“I can be a model,” said first-year Terry Daniels. “What’s holding me back? I can be fierce like them. I can be Tyra Banks.”
Come April 8, Daniels will be doing what Tyra Banks built a career upon: strutting up and down a catwalk. Except in this fashion show, the fashion will not be the focus.
“It is an intersectional fashion show,” said Daniels. “Everybody is included: black, white, Latino, Asian … big, small … everybody.”
“We wanted everyone to come out and not be afraid of being in their own skin,” said sophomore Jessica Canar, the president of HUG and Daniels’ assistant for the event.
“(The fashion show) is empowering Guilford students to be original and out there,” said Katie Williams, senior and one of the show’s models. “Guilford prides itself on being accepting of everyone.
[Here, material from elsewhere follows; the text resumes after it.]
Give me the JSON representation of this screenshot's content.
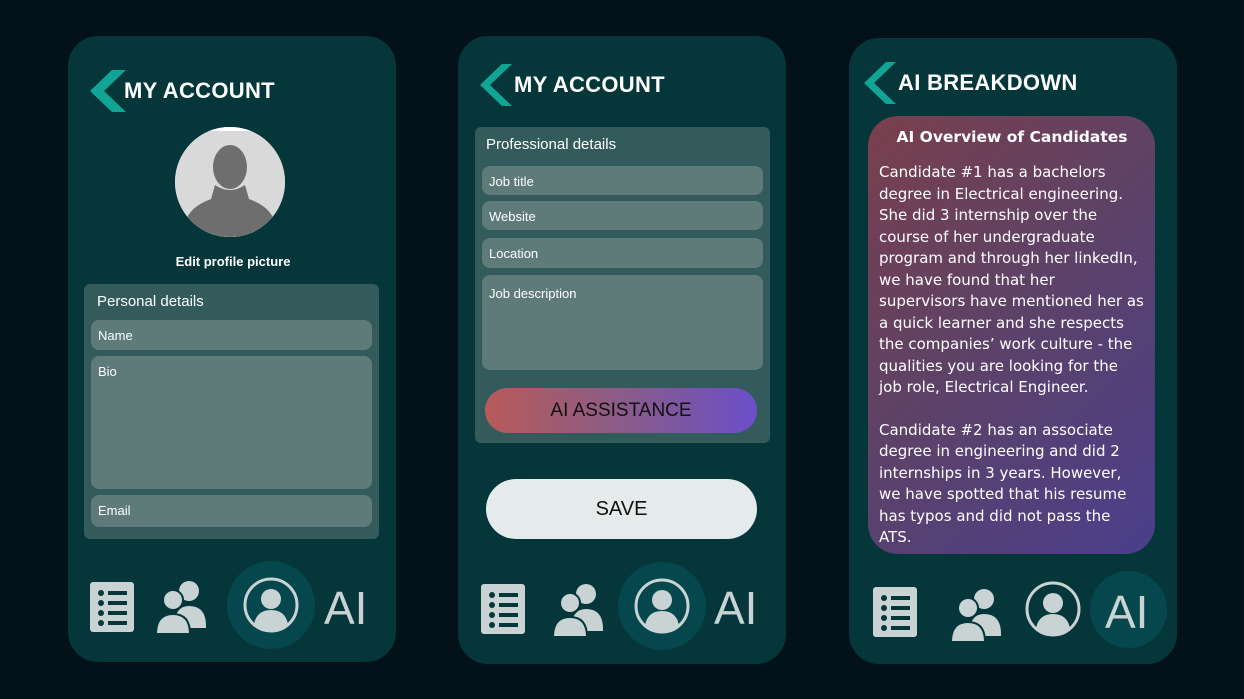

I think that for someone to promote that through fashion and have fashion be a way to express yourself … is really awesome. It’s about being fabulous and owning it.”
Owning what exactly? The models seek to own the different identities each of us have and show us how they intersect. This concept of intersectionality is a pillar of social justice that Daniels wants to address because of how it has affected her life and how she views herself.
“Intersectionality is important to me … because I know how it feels to have one identity intersect with another identity,” said Daniels. “One identity that I have is being black, … and another identity that I have is being queer, but they’re never mutually exclusive. They’re interconnected. … To me, they’re both important identities.”
Daniels talked about the role the media and pervasive stereotypes play in forcing people to limit the scope of who they are.
“(They) tell you that if you’re black and you’re queer, then you have to pick one,” said Daniels. “Throughout my whole life, I never wanted to pick one because I’m both.”
Growing up, Daniels loved fashion but felt she could never be a model because she did not fit into the category of what society labeled beautiful. But now that she has defined beauty for herself, and has an inspiring amount of confidence, Daniels wants to ensure that other people feel beautiful too.
“This fashion show is something I’ve dreamt of, and it’s finally coming true. I cannot wait for the final product,” said Daniels. “All the stereotypes (about beauty) — like you have to be skinny, you have to be white, you have to have straight hair, your hair can’t be kinky — I want to dismantle with this show. All of my models are different races and gender identities … and they’re going to show you that this is beauty. They all slay.”
While she and her models are slaying the runway, Daniels hopes that her message gets across and impacts Guilford.
“I want to (start) conversations about how there’s no standard of beauty,” Daniels said. I want people to take away that you define (what’s beautiful) for yourself and do not let society or anybody tell you that you’re not beautiful because you are.”
Canar expressed similar sentiments about how she thinks the fashion show will influence Guilford.
“It’s a way to bring everyone together,” Canar said. “In the MED (Multicultural Education Department), we talk about all of these cliques around campus, and I think that this is a good way to break that.”
Uniting the Guilford community to make us all feel beautiful while teaching us about social justice issues: If that doesn’t convince you to attend the fashion show, I don’t know what will. But I will throw in that Daniel’s runway walk could put Tyra Banks to shame. Trust me on this.
The fashion show will be held on Friday, April 8 from 7 to 9 p.m. in front of Founders Hall. It is sponsored by Pride, HUG (Hispanos Unidos de Guilford) and the SPC and is being hosted by Queer People of Color. The event is free.